Ohio pension changes
Districts across Ohio are dealing with increasing pension costs and want state officials to change the way the plans are funded. Like other states, Ohio has seen a significant downturn in its investments. One proposal by the state’s pension administrators would have both individuals and school districts contributing more to the plans. While teachers pay 10 cents into their retirement fund for every dollar they earn, the school district pays 14 cents. Under the plan, both teachers and their districts increase their pension contributions by 5 percentage points -- 2.5 more from teachers by 2016 and 2.5 more from the district by 2021, according to the Dayton Daily News. The proposal also calls for raising the retirement age for teachers.
New policy handbook upsets teachers
When Pasco County, Fla., school board members began work to revise their policy handbook -- which was more than three decades old and had many provisions that conflicted with current laws and technologies -- they set off a spirited debate between board members and teachers, according to the Tampa Tribune. Two major issues were provisions on running for political office and the section on “outside activities of staff.” In the end, the board approved a policy that says that “instructional staff members should avoid situations in which their personal interests, activities and associations conflict with the interests of the board,” according to the Tribune. While the language had been weakened from a previous version, some teachers objected because they were concerned it could interfere with their free speech rights. The board included a provision that requires employees who run for political office to give the superintendent “a written summary of their plans to conduct a campaign that will not interfere with fulfilling their obligations to the board.” Some employees were concerned that it meant having to detail their campaign strategies, but board members said it did not, according to the Tribune.
Hackers raid N.Y. district’s bank account
Computer hackers stole about $3 million from a rural New York school district’s bank account in December and deposited funds in overseas accounts. The FBI and state police recovered about $2.5 million of the funds belonging to the Duanesburg Central School District by January, according to the Albany Times-Union. The crime was discovered when the hackers sought to make a large electronic withdrawal. Cybersecurity experts told the Times-Union that schools must stay vigilant about checking accounts every day and put limits on wire transfers.
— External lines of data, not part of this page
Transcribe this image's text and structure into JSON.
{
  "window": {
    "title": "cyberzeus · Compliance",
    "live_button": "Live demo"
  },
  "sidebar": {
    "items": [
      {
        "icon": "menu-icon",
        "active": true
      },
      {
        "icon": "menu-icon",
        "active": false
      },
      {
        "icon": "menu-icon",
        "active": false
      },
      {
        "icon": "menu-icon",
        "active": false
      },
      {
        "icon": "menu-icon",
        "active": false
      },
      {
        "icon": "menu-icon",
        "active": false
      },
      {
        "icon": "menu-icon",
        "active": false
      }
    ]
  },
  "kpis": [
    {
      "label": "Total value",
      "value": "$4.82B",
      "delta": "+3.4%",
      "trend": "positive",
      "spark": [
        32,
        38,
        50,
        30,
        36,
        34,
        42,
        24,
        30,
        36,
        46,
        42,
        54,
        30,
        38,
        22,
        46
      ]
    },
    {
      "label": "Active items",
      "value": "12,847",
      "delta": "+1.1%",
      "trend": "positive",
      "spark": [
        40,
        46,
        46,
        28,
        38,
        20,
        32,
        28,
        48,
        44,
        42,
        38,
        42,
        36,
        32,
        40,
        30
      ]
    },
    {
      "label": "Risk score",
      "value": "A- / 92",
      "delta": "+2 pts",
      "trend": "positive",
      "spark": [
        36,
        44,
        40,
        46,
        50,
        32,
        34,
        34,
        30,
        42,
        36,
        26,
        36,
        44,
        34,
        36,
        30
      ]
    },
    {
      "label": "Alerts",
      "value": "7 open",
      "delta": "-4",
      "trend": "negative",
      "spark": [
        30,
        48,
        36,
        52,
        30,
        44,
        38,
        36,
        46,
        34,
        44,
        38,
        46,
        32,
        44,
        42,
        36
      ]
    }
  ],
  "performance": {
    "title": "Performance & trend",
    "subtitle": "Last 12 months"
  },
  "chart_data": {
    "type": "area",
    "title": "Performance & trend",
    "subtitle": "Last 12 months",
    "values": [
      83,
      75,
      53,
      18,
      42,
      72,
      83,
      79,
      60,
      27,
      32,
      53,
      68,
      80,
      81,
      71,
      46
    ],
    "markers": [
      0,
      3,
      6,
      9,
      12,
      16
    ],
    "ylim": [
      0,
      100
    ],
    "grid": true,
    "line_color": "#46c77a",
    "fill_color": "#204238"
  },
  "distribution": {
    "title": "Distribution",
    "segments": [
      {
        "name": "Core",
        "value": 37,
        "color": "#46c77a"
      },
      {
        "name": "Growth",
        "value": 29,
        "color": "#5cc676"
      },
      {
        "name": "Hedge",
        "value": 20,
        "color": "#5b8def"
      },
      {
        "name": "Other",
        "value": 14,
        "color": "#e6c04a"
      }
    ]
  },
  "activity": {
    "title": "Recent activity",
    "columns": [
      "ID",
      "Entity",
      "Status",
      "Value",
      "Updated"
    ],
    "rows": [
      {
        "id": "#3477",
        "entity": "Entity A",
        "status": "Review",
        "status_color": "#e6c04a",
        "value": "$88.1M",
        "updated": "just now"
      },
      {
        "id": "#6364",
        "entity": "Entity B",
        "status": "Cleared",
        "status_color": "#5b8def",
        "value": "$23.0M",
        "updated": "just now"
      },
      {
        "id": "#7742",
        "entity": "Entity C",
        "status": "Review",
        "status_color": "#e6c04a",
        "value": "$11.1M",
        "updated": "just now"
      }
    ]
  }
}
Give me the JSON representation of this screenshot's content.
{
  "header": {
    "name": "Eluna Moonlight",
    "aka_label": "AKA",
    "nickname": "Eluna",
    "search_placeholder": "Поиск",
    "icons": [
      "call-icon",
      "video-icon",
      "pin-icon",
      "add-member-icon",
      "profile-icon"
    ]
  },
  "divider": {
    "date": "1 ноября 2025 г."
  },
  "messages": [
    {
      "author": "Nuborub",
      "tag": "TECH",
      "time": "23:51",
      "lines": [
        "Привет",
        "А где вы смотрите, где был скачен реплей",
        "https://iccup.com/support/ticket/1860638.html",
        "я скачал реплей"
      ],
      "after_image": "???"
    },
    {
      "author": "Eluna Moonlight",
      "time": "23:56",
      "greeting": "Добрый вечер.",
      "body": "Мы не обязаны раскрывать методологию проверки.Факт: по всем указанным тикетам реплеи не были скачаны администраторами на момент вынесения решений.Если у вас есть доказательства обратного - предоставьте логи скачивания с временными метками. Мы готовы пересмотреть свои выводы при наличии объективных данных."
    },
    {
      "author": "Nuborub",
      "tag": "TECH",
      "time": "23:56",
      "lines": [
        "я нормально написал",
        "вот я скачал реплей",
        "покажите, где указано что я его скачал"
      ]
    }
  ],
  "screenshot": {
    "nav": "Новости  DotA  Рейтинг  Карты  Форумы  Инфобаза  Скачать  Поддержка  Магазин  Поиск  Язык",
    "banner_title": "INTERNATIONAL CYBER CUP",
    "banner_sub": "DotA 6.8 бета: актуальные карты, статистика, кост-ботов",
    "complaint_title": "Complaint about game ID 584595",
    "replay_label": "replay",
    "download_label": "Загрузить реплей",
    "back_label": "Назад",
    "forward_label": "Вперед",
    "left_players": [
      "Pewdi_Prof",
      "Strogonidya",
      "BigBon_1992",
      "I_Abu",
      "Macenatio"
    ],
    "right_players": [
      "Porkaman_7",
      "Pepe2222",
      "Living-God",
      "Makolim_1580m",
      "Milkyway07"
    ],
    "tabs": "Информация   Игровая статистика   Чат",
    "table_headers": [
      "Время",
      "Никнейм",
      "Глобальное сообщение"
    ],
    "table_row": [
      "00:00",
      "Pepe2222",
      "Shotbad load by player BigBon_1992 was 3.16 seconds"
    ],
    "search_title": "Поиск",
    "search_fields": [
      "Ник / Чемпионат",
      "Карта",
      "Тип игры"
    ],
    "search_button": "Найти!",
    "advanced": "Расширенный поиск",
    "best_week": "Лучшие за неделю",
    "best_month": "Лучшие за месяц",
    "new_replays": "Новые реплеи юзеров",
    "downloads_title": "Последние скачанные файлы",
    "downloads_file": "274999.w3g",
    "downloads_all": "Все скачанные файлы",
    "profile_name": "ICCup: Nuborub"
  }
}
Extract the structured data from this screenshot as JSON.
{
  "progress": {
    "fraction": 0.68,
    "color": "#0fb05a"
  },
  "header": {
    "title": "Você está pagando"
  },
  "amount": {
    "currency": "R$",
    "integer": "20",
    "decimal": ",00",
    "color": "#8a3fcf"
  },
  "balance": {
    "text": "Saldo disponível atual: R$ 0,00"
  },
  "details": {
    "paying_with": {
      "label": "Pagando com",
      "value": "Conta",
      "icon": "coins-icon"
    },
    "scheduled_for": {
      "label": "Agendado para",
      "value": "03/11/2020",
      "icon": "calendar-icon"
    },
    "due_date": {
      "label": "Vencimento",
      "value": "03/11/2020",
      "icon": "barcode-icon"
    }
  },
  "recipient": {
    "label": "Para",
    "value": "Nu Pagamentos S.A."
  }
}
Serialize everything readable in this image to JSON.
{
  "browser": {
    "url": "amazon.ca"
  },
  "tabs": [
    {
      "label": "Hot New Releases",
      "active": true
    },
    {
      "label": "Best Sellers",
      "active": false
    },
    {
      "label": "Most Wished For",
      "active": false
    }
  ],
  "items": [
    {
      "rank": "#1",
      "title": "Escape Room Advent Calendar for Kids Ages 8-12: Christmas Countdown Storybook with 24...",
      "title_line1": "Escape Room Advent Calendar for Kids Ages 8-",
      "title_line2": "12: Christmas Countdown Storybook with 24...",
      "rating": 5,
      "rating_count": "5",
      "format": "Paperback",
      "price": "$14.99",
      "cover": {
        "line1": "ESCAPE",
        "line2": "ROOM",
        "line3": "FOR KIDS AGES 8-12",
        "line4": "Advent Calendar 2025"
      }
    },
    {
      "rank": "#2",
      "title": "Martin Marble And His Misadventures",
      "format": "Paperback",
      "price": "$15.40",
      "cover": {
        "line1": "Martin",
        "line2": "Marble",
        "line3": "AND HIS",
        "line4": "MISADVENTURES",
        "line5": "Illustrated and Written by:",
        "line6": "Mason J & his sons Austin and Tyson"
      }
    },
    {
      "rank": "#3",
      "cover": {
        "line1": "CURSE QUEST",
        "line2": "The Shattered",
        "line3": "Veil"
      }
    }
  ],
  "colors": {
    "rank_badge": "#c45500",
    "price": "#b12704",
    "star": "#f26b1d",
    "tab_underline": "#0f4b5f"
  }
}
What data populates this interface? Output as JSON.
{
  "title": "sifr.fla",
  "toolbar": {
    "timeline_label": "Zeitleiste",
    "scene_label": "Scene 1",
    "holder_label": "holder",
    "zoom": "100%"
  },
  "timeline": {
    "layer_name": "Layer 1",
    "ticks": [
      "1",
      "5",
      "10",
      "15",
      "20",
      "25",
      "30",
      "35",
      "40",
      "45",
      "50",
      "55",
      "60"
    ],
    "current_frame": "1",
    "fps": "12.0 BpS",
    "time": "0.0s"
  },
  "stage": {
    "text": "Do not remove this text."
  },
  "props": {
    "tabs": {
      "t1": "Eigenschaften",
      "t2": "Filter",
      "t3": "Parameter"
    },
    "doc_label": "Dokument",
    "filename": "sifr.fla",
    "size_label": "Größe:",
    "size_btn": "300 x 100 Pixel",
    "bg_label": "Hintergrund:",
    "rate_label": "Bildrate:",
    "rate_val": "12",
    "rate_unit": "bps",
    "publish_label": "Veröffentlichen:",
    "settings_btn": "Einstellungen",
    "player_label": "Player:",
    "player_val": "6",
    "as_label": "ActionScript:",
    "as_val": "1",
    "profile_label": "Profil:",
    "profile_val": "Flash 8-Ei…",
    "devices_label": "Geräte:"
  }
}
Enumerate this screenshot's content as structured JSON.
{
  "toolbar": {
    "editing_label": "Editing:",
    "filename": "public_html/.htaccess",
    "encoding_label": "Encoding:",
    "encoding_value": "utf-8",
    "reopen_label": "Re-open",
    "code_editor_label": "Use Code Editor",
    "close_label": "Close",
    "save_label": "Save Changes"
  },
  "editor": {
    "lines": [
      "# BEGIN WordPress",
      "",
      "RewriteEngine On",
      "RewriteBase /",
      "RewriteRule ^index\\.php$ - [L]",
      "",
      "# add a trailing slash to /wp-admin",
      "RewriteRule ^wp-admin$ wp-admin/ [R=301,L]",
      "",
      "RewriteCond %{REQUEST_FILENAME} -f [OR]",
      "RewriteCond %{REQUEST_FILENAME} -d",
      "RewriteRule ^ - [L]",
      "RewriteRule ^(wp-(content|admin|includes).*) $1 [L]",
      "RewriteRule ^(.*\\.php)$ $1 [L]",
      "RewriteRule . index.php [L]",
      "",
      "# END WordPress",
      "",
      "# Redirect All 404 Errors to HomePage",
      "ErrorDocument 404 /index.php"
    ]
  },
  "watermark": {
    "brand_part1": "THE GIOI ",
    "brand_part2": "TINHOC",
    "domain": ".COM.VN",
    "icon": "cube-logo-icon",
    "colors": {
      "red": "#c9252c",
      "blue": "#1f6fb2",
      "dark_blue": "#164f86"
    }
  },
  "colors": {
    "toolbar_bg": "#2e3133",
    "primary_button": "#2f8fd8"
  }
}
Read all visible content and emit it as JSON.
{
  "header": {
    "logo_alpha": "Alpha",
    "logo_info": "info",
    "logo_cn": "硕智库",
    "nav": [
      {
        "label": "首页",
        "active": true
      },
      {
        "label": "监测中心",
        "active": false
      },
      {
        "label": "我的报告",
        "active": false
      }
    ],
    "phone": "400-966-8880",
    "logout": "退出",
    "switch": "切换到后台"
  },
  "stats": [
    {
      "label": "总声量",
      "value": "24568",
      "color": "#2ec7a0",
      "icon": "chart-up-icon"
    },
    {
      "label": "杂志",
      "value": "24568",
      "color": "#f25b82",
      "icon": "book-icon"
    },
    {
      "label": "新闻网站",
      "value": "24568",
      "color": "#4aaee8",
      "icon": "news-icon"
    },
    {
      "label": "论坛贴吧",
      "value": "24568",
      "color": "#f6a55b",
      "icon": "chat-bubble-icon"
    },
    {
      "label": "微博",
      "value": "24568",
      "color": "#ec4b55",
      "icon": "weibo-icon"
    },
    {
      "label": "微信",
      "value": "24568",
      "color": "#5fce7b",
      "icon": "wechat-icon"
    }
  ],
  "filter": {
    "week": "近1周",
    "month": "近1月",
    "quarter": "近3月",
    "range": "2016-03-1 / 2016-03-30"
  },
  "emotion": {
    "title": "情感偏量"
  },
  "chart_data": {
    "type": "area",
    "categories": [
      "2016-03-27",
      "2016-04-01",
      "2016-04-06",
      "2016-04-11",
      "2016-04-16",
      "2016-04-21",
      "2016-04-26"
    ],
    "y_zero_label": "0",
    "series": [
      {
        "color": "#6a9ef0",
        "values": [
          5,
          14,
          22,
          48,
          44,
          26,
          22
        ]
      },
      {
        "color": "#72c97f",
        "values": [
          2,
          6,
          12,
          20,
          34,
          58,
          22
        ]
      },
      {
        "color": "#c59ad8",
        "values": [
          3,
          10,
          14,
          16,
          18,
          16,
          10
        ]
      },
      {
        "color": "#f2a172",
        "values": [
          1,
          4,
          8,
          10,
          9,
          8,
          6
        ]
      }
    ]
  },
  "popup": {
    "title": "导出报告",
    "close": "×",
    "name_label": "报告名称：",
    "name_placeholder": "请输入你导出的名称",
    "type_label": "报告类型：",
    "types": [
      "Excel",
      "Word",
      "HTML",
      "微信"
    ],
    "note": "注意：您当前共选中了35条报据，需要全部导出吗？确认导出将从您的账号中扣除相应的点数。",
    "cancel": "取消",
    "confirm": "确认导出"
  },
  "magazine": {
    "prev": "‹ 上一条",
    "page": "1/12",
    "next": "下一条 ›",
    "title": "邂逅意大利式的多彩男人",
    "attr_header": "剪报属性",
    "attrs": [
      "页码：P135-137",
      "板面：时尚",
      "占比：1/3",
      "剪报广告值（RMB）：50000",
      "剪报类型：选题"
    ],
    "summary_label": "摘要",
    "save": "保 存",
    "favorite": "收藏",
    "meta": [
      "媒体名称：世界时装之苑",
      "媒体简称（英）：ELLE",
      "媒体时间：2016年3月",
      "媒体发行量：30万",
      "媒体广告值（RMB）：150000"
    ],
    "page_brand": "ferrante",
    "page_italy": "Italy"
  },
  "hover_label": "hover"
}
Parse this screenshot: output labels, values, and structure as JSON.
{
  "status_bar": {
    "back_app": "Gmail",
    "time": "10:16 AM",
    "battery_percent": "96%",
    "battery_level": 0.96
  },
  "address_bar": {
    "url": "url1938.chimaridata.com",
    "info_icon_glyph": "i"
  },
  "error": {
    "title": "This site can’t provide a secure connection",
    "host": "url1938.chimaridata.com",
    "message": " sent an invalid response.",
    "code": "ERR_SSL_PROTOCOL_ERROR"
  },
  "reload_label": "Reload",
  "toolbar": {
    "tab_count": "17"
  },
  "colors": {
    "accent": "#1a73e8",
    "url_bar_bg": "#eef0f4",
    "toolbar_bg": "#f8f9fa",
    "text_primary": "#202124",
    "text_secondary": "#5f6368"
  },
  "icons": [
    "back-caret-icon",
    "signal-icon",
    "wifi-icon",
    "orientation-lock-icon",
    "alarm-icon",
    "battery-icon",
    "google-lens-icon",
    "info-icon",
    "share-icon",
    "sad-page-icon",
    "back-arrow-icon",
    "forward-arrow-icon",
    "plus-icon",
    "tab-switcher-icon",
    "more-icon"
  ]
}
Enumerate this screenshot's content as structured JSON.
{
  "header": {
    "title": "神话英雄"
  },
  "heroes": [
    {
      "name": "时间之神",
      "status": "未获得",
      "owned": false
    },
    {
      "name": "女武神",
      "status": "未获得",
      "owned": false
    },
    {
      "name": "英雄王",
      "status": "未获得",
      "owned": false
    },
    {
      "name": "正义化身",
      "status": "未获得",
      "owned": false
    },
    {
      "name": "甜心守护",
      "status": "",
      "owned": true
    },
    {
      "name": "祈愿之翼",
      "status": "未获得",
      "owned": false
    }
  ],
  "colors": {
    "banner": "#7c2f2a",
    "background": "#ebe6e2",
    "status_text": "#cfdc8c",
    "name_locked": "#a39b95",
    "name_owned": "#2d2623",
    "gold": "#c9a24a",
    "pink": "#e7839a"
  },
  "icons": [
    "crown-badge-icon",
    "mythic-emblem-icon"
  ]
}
Other cases have arisen because employees accidently downloaded malware or viruses onto district computers, which allowed cyberthieves access to passwords. “Sometimes we think it’s all about the technology, but it’s human controls not in place that would have found the exploits faster,” Doug Johnson, vice president of risk management policy at the Washington D.C.-based American Bankers Association, told the Times-Union.